- _Provided information_
□ □ □ □

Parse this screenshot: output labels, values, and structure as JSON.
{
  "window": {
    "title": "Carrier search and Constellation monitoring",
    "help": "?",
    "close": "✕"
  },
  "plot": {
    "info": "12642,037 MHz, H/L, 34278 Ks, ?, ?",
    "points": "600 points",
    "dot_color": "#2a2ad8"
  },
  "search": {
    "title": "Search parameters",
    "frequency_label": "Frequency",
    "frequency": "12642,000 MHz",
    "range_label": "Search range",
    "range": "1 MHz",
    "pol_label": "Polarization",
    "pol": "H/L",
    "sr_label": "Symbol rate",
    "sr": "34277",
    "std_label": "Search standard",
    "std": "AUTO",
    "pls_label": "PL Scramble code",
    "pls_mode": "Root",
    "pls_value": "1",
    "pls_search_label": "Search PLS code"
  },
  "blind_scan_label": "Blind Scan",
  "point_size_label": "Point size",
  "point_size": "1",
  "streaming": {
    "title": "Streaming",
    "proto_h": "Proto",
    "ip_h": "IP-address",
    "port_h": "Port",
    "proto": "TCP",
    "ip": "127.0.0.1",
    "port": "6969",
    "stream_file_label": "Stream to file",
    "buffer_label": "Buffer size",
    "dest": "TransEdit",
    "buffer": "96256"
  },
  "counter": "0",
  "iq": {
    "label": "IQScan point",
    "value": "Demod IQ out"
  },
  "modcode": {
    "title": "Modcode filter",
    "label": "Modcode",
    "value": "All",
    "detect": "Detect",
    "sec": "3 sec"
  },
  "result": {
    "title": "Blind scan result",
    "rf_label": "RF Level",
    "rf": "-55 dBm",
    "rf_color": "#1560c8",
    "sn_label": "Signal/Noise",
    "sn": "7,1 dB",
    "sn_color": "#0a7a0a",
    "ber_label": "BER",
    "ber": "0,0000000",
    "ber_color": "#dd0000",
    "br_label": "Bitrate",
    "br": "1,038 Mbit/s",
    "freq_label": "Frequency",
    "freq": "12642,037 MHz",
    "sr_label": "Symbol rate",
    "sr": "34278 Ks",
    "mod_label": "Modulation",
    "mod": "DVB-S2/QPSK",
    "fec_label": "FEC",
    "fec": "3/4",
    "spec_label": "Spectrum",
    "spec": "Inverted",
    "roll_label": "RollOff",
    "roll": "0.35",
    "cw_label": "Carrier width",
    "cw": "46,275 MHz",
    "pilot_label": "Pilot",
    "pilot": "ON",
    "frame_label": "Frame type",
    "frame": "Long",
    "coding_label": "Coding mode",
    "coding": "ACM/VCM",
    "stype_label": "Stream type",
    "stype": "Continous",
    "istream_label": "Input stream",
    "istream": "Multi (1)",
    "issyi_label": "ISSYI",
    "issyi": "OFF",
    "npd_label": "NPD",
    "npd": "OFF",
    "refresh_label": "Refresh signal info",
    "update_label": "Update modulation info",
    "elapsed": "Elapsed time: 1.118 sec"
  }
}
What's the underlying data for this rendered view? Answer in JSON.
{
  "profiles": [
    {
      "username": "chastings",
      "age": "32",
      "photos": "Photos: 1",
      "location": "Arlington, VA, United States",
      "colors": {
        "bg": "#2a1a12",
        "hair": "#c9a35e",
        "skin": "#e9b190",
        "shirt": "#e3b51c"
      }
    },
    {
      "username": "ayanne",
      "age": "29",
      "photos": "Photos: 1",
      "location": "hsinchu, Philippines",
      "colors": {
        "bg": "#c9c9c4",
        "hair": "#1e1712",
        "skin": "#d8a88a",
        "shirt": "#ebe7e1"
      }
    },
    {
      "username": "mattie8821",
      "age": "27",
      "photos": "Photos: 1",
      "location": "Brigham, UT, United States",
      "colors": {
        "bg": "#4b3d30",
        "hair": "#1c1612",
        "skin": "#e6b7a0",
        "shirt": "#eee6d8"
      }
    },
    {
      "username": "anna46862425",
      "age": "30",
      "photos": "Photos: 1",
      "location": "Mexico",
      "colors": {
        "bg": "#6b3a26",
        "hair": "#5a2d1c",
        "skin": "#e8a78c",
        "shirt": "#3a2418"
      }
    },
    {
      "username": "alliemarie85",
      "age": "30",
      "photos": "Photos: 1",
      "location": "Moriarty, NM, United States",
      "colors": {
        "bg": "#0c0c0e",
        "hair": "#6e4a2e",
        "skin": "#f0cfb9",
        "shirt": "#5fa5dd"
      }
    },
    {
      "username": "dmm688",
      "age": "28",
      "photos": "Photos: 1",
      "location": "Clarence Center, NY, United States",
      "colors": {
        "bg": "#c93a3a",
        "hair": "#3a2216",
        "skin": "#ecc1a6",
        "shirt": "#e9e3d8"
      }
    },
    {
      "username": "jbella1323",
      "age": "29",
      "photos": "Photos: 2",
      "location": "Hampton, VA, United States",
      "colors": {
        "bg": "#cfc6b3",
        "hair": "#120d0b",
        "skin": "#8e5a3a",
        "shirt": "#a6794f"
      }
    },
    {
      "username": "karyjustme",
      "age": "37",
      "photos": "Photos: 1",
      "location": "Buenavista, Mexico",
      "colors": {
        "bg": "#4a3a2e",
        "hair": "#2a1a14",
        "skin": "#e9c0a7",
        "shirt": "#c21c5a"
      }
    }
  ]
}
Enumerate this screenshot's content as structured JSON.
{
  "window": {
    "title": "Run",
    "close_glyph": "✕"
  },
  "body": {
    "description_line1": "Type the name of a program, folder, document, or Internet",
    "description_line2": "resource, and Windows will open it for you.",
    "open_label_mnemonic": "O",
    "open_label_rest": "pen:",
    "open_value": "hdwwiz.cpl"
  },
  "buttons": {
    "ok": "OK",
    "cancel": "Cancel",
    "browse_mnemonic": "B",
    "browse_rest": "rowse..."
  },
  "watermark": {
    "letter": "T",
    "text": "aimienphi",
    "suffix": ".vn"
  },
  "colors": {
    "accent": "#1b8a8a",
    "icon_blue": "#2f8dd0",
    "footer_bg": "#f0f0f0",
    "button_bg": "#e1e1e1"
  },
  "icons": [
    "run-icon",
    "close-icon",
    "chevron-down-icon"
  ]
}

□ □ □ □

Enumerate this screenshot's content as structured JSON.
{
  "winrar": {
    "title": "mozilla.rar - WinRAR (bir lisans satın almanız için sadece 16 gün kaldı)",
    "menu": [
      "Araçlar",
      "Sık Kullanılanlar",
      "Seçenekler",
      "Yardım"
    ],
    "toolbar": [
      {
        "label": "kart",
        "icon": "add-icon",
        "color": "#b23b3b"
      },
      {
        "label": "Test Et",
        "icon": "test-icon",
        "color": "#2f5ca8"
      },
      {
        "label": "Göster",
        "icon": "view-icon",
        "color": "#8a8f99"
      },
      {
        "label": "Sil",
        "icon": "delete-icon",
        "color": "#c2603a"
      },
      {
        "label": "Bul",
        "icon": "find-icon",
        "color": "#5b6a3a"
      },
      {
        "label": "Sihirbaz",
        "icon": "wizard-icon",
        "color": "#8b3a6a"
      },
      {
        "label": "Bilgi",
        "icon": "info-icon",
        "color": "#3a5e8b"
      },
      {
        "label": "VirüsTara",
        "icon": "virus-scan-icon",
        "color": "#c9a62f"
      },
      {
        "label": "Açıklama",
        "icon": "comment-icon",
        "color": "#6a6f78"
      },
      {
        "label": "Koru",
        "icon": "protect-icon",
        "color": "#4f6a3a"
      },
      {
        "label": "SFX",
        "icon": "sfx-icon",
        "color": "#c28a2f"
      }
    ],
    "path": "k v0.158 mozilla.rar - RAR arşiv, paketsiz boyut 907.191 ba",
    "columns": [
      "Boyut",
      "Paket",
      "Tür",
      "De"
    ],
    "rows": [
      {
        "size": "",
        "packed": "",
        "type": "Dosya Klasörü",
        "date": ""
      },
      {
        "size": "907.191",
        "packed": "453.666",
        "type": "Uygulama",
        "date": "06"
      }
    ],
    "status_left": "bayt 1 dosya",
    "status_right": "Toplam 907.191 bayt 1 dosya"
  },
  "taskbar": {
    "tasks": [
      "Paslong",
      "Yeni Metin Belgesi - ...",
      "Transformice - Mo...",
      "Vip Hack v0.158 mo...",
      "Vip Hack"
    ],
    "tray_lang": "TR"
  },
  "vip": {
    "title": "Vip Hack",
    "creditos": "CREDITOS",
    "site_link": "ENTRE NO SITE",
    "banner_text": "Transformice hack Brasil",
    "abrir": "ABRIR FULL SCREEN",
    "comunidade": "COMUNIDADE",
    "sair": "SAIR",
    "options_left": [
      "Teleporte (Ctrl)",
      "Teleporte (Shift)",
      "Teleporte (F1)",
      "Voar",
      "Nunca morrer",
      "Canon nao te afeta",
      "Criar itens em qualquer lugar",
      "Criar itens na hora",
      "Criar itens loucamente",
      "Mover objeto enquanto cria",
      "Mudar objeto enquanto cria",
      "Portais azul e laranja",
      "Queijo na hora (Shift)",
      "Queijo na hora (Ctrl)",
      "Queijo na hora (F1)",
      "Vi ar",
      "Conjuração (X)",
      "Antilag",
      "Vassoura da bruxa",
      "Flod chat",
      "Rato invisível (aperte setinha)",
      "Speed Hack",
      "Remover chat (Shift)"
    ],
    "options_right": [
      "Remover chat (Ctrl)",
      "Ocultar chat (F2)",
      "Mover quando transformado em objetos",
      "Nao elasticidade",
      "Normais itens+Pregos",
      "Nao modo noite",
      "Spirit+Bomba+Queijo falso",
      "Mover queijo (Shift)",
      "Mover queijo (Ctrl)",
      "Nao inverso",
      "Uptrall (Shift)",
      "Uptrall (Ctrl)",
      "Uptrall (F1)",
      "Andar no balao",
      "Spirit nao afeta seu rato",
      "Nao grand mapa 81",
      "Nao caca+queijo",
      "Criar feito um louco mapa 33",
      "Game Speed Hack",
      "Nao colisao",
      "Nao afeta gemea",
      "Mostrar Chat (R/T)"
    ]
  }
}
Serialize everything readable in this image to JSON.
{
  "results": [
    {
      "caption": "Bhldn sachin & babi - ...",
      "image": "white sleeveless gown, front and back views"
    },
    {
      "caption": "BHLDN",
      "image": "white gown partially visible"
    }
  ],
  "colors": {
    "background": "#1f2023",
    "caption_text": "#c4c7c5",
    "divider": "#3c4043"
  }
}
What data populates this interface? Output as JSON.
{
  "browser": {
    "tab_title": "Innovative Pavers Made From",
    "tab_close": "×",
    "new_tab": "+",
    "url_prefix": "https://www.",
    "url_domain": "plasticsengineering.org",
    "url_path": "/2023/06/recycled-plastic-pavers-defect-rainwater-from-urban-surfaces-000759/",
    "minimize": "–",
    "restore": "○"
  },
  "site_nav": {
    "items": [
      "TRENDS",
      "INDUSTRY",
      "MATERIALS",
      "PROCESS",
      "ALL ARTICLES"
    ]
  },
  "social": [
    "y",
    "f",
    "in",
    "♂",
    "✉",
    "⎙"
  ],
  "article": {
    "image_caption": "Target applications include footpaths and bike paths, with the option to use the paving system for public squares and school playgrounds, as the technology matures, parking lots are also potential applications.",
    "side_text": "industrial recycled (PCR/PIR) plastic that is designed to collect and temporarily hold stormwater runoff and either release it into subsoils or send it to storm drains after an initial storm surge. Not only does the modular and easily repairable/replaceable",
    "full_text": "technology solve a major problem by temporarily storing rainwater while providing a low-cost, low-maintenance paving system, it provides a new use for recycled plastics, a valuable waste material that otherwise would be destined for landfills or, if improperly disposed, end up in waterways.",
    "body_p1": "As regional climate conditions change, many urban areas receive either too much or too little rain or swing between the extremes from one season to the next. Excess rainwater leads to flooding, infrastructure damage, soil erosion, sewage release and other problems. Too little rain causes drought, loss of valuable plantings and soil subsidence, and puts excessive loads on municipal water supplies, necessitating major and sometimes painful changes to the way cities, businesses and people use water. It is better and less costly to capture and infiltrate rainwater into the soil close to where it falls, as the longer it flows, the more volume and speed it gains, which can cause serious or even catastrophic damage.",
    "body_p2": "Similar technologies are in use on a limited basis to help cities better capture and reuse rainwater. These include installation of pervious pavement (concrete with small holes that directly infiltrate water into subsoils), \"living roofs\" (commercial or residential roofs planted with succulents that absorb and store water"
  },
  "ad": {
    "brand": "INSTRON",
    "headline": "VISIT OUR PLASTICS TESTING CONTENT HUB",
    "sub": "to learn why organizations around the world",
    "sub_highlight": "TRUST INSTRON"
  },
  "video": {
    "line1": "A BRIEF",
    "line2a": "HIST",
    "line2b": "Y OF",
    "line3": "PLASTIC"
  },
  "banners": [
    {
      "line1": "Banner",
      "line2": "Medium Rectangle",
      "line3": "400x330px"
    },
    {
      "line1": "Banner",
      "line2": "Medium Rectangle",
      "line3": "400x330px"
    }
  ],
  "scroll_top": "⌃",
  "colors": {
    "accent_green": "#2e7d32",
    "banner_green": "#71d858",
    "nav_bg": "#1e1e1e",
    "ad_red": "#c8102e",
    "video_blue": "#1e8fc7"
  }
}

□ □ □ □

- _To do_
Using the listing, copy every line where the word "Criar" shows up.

- _Solution for this problem_
      "Criar itens em qualquer lugar",
      "Criar itens na hora",
      "Criar itens loucamente",
      "Criar feito um louco mapa 33",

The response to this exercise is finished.